Zaw Min Tun didn’t provide details on the status of the mine or whether any other foreign projects had come under threat.
His comments came in response to an April 21 joint statement from 16 PDF groups from Salingyi and nearby Yinmarbin townships threatening to destroy the mine if Wanbao brought it back online.
A spokesman from the NRF, one of the PDF groups that issued the warning, told RFA that Chinese and other foreign-owned assets in Myanmar qualify as fair game for the armed opposition if they are generating income for the junta.
“If the military can purchase weapons with that money, the people will suffer further persecution,” he said, calling the statement a warning to other foreign companies in Myanmar “earning money that will be used [by the junta] to buy bullets to kill people.”
Sit Naing, a spokesperson from the Salingyi PDF, clarified that the groups “don’t have a plan to attack foreigners,” but said if foreign companies “keep working with the military and take part in persecuting the people, we will have to attack them, without fail.”
Zin Mar Aung, foreign minister for Myanmar’s shadow National Unity Government (NUG), to which the prodemocaracy PDF has pledged its loyalty, expressed disappointment with China for its support of the junta in a recent statement.
Reports that operators are restarting the 60-year-old Letpadaung copper mine project – which has already faced criticism for appropriating land from 26 area villages and damaging the environment with chemical waste and dust – have also prompted opposition from Myanmar’s civilian population.
Residents of Letpadaung have held daily protests demanding that Beijing respect the wishes of the people of Myanmar by shutting the mine down, and on April 25, nearly 560 prodemocracy groups sent an open letter to Chinese President Xi Jinping urging him to stop supporting the junta through the mine and other China-backed development projects.
In an interview with RFA, a member of the CDM in Salingyi called on all copper mine staff to remain in the movement, even if they are called back to work by Wanbao.
“As the project is directly affiliated with the junta, we are urging staff to hold out and refuse to return to work to resume operations, no matter how much incentive the company offers,” the CDM member said.

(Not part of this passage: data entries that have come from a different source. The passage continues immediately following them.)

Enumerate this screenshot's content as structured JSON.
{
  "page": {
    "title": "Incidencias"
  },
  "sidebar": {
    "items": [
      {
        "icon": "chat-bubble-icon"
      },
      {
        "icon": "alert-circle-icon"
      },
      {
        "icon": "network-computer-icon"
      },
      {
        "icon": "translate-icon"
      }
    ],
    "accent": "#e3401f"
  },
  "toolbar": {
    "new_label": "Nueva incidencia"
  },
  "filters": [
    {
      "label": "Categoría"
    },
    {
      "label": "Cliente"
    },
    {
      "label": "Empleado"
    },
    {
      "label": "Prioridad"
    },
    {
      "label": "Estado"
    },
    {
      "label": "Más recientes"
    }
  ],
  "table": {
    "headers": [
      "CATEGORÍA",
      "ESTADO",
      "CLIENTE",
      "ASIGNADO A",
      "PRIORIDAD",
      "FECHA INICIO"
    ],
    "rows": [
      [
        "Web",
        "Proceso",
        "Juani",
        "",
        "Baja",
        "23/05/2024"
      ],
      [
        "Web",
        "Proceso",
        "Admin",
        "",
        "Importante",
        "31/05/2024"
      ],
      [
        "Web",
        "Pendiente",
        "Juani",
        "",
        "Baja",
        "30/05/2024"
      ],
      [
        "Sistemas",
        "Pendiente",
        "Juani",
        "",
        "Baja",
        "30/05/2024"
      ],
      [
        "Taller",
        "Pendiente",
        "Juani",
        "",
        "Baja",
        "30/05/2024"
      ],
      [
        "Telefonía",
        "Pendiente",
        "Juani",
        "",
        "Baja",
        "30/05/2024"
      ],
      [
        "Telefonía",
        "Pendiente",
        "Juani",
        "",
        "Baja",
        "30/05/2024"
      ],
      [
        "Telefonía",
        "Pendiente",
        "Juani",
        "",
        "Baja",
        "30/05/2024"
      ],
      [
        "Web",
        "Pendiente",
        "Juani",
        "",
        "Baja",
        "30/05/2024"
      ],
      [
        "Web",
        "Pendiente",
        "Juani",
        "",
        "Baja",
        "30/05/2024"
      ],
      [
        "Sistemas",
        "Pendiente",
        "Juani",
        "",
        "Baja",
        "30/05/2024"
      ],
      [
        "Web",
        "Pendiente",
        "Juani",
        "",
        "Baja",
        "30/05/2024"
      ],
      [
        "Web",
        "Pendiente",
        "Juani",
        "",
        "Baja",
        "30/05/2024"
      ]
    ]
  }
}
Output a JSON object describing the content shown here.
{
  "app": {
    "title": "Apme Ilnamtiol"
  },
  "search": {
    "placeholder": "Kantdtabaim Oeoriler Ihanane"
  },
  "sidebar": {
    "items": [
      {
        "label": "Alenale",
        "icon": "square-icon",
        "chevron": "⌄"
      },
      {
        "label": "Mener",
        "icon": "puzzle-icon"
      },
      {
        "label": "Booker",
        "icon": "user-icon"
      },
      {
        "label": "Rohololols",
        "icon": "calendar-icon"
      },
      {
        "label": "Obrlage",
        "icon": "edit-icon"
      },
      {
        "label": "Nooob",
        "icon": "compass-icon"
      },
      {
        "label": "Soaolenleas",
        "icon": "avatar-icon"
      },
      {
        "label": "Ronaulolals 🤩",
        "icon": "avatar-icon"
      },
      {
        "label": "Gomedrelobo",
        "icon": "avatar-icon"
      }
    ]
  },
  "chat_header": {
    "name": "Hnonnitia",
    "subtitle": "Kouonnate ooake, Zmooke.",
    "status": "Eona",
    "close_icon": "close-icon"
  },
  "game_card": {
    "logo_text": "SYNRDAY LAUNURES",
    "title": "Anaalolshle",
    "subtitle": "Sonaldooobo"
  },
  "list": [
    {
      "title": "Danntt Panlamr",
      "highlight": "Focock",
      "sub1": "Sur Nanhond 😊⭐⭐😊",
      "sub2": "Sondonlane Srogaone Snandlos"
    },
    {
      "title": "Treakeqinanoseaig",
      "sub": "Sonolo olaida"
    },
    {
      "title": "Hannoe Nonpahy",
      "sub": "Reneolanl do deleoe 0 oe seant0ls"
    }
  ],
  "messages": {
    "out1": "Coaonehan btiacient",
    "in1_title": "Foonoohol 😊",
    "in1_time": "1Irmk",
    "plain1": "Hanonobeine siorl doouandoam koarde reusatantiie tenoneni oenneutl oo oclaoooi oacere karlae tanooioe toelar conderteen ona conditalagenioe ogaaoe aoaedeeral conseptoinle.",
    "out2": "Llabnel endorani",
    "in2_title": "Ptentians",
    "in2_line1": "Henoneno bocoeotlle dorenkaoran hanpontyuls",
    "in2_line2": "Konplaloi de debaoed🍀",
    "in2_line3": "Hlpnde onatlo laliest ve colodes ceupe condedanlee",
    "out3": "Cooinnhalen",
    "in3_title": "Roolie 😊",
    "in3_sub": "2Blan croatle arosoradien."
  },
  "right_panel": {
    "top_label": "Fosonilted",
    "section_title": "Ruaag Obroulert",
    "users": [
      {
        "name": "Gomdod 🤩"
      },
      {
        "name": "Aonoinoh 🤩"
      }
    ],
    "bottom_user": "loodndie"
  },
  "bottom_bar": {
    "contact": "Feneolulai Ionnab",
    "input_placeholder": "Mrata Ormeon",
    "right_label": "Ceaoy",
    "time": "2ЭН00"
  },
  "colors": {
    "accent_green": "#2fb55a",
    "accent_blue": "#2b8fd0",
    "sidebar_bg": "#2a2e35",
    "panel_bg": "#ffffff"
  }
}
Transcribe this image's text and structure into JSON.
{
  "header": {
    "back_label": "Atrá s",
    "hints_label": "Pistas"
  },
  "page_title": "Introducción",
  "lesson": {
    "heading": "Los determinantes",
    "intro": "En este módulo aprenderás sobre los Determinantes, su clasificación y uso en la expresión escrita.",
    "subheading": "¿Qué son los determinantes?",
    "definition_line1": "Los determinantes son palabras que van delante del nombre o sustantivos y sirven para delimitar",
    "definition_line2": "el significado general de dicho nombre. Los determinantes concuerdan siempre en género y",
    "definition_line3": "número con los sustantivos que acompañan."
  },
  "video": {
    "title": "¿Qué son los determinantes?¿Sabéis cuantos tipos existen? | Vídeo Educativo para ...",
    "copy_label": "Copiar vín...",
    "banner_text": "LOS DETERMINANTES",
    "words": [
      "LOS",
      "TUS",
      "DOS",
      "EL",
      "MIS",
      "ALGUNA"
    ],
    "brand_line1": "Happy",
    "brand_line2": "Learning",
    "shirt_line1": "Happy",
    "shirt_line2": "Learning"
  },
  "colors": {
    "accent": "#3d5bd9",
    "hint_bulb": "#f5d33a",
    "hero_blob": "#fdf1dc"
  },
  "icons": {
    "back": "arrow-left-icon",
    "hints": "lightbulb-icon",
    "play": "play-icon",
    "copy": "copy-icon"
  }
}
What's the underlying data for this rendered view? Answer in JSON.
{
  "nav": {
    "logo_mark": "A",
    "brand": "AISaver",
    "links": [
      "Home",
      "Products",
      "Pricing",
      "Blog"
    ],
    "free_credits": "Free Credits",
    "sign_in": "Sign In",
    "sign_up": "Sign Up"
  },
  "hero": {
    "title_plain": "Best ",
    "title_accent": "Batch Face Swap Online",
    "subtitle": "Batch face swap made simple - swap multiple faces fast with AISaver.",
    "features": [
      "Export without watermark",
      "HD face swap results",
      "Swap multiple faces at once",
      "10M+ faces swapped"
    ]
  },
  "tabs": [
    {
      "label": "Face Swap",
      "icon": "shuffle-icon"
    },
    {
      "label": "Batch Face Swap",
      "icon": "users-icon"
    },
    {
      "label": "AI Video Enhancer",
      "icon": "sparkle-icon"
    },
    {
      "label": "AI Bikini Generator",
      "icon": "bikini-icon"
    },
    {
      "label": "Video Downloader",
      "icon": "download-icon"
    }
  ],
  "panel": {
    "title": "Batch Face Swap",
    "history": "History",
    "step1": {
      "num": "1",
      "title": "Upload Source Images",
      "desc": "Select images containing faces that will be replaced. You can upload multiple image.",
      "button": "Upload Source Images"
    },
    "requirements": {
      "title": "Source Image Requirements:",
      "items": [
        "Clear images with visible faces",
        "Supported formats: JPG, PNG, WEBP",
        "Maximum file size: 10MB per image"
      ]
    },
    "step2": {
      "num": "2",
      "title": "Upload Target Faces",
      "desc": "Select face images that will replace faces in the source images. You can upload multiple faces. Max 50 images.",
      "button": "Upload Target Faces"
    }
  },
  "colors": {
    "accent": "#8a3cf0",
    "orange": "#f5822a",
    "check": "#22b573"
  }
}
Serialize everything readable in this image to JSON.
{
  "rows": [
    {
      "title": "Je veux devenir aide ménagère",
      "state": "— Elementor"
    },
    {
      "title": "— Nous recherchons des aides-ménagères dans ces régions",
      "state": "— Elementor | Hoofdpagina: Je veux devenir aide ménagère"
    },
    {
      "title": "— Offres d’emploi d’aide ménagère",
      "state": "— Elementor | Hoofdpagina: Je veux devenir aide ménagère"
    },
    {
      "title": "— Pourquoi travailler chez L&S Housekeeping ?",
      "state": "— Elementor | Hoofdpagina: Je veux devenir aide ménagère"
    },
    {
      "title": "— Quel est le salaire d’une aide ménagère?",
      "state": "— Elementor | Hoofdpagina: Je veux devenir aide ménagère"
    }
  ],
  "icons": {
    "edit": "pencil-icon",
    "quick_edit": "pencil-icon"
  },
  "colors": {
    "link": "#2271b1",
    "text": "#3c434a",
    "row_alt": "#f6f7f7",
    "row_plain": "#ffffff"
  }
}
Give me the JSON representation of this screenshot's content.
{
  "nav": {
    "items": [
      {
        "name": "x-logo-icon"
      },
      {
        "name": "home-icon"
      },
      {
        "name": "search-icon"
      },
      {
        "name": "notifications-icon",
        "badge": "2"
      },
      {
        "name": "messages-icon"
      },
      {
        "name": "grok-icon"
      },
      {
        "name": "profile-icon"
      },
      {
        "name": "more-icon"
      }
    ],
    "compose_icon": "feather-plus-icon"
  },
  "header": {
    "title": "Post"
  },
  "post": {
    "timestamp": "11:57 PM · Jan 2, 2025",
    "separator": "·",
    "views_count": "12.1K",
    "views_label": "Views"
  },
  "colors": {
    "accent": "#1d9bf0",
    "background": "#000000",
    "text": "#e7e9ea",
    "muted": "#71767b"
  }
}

“We ask that they go back to work only when the country is liberated.”
Other sources were more direct in their condemnation of China, including a Salingyi township protest organizer who noted that Beijing has been backing the junta for much of the 15 months since the military’s coup.
“They don’t give priority to the people, and they are prioritizing our enemy the military’s leader [Snr. Gen. Min Aung Hlaing], so China is our common enemy,” she said.
“I want to appeal the workers to stand with the people. No matter how many incentives or extra salary they offer, don’t consider working for the enemy.”
Reassessing control in Myanmar
In response to an RFA email seeking comment on the situation in Salingyi, China’s embassy in Yangon said that Chinese projects in Myanmar “are meant to benefit Myanmar’s economic development, bilateral interests, and the livelihoods of the local people.”
Attempts by RFA to contact Wanbao and Letpadaung copper mine officials went unanswered, as did calls to junta Deputy Minister of Information Maj. Gen. Zaw Min Tun.
According to Myanmar’s Institute for Policy and Strategic Studies, 32 Chinese garment factories were set on fire in the early months of the coup, while PDF attacks on Chinese projects have damaged the water supply pipeline to the Letpadaung project, as well as a gas pipeline and nickel plant in Mandalay region.
A Myanmar-based analyst on China-Myanmar relations, who declined to be named, said the NUG’s statement was a “warning” to China, emboldening local PDF groups.
“The PDFs are trying to make China reconsider whether the junta can effectively protect its interests, after it offered support to the junta,” the analyst said.
“China should reassess who is really in control on the ground … We will have to wait and see if they decide to negotiate with the NUG after they do so.”
Translated by Ye Kaung Myint Maung and Khin Maung Nyane. Written in English by Joshua Lipes.